The Death and Life of Great American Cities
The Death and Life of Great American Cities
Look Inside. Sep 13, Minutes Buy. A direct and fundamentally optimistic indictment of the short-sightedness and intellectual arrogance that has characterized much of urban planning in this century, The Death and Life of Great American Cities has, since its first publication in , become the standard against which all endeavors in that field are measured. In prose of outstanding immediacy, Jane Jacobs writes about what makes streets safe or unsafe; about what constitutes a neighborhood, and what function it serves within the larger organism of the city; about why some neighborhoods remain impoverished while others regenerate themselves.
Or why one public park can attract diverse groups of families and citizens year-round while a similar park incubates nothing but drug abuse and crime? A direct and fundamentally optimistic indictment of the short-sightedness and intellectual arrogance that has characterized much of urban planning in this century, The Death and Life of Great American Cities has, since its first publication in , become the standard against which all … After viewing product detail pages, look here to find an easy way to navigate back to pages you are interested in. Or what factors lead to gentrification and the eventual self-destruction of what initially made a neighborhood desirable? Jane Jacobs was the legendary author of The Death and Life of Great American Cities, a work that has never gone out of print and that has transformed the disciplines of urban planning and city architecture.
Enter your mobile number or email address below and we'll send you a link to download the free Kindle App. Then you can start reading Kindle books on your smartphone, tablet, or computer - no Kindle device required. To get the free app, enter your mobile phone number.
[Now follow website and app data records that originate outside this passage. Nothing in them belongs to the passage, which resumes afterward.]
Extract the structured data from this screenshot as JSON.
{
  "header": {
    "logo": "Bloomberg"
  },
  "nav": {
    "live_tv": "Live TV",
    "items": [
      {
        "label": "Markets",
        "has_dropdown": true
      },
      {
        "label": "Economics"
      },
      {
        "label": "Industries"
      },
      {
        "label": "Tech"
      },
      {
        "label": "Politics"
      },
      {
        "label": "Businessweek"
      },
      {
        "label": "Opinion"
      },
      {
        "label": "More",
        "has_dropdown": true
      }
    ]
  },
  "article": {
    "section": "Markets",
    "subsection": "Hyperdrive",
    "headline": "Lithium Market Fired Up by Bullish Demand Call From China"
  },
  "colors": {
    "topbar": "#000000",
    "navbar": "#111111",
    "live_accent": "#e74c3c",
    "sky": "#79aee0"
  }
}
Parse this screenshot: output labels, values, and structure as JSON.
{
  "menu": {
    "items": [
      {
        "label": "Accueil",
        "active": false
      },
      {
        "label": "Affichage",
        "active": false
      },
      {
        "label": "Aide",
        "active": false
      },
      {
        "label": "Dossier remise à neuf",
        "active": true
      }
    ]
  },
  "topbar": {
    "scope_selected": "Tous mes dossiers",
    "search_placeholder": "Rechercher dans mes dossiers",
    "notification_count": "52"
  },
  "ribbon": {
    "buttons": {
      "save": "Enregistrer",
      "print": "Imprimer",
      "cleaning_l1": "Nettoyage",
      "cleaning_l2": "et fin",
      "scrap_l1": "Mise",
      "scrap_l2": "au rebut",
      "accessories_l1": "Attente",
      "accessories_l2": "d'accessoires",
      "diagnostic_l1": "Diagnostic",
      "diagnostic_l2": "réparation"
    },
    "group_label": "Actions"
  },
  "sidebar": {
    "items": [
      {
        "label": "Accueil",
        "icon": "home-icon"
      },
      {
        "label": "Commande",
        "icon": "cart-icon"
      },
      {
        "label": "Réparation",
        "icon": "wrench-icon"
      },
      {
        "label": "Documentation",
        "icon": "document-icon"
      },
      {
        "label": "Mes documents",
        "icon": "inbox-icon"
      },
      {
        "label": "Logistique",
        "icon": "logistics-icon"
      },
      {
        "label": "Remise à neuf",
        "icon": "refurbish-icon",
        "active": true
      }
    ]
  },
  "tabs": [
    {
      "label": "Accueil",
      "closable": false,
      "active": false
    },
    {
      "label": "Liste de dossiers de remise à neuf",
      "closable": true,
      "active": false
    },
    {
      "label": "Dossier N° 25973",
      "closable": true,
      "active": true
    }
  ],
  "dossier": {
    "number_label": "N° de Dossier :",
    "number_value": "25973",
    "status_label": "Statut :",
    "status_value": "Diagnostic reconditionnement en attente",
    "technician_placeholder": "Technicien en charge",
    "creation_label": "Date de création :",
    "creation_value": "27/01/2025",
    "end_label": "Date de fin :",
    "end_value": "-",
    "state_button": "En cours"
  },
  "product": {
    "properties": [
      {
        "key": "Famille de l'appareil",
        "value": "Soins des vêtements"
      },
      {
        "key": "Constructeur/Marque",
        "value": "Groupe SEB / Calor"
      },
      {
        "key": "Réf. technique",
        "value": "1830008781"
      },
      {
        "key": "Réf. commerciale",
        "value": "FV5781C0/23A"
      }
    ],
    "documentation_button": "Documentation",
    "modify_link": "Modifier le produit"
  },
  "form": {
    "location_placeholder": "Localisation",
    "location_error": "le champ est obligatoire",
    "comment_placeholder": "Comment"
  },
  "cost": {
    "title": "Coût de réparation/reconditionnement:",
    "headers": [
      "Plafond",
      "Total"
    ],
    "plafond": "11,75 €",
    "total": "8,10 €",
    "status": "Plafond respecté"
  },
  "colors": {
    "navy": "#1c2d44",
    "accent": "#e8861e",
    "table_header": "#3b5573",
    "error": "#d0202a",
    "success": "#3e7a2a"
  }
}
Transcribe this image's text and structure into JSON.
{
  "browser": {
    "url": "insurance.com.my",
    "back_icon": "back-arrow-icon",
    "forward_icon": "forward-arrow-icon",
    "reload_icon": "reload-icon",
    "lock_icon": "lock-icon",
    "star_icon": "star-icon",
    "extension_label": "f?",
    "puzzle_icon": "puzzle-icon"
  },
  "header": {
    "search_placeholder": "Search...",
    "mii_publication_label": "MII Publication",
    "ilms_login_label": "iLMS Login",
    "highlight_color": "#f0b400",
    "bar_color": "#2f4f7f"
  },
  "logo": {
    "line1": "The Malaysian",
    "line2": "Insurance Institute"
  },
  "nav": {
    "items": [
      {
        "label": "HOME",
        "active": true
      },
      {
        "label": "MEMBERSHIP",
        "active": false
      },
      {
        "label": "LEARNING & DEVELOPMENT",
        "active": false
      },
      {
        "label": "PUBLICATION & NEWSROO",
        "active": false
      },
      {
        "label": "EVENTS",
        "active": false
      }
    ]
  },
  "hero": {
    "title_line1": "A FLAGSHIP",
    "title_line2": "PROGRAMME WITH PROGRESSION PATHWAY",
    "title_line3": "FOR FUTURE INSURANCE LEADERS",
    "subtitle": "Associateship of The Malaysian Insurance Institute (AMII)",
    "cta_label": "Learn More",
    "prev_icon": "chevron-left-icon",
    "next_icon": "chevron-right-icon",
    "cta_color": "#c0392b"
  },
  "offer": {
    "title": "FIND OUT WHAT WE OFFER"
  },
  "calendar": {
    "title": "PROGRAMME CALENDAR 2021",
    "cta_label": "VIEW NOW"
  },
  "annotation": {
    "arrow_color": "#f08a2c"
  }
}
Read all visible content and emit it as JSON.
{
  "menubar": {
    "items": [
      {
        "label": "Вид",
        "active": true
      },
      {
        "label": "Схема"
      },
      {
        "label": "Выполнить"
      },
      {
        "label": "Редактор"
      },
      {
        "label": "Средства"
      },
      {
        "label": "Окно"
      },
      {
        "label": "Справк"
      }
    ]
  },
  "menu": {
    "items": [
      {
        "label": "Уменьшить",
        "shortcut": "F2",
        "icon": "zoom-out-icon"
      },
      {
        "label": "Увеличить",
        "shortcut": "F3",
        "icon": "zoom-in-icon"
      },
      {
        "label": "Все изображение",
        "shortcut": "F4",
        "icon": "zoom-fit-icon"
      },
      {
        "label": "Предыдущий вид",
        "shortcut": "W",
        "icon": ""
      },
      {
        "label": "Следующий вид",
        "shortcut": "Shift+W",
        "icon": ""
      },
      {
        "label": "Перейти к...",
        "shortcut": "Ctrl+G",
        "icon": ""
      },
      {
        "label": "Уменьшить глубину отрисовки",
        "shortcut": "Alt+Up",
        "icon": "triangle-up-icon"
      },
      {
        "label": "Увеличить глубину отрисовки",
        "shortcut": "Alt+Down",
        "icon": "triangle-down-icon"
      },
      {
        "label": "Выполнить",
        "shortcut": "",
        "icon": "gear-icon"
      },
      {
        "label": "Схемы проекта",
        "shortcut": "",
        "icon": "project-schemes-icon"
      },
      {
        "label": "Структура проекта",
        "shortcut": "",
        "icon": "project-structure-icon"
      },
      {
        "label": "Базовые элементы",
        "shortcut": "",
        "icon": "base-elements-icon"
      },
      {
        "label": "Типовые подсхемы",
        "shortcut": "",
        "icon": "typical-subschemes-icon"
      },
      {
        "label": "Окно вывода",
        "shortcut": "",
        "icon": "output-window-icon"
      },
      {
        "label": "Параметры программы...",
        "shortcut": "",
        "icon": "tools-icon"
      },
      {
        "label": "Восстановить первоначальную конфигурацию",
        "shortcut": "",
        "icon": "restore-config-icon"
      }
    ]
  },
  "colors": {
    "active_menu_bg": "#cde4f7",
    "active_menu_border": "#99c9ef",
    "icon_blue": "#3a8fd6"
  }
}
A direct and fundamentally optimistic indictment of the short-sightedness and intellectual arrogance that has characterized much of urban planning in this century, The Death and Life of Great American Cities has, since its first publication in , become the standard against which all endeavors in that field are measured. In prose of outstanding immediacy, Jane Jacobs writes about what makes streets safe or unsafe; about what constitutes a neighborhood, and what function it serves within the larger organism of the city; about why some neighborhoods remain impoverished while others regenerate themselves. She writes about the salutary role of funeral parlors and tenement windows, the dangers of too much development money and too little diversity. Compassionate, bracingly indignant, and always keenly detailed, Jane Jacobs's monumental work provides an essential framework for assessing the vitality of all cities.
Jane Jacobs. VINTAGE BOOKS IJ rights resen'cd uncler Inlem tional and Pan-American Copy rrght COII:cntions. .the intimate and casual life of cities.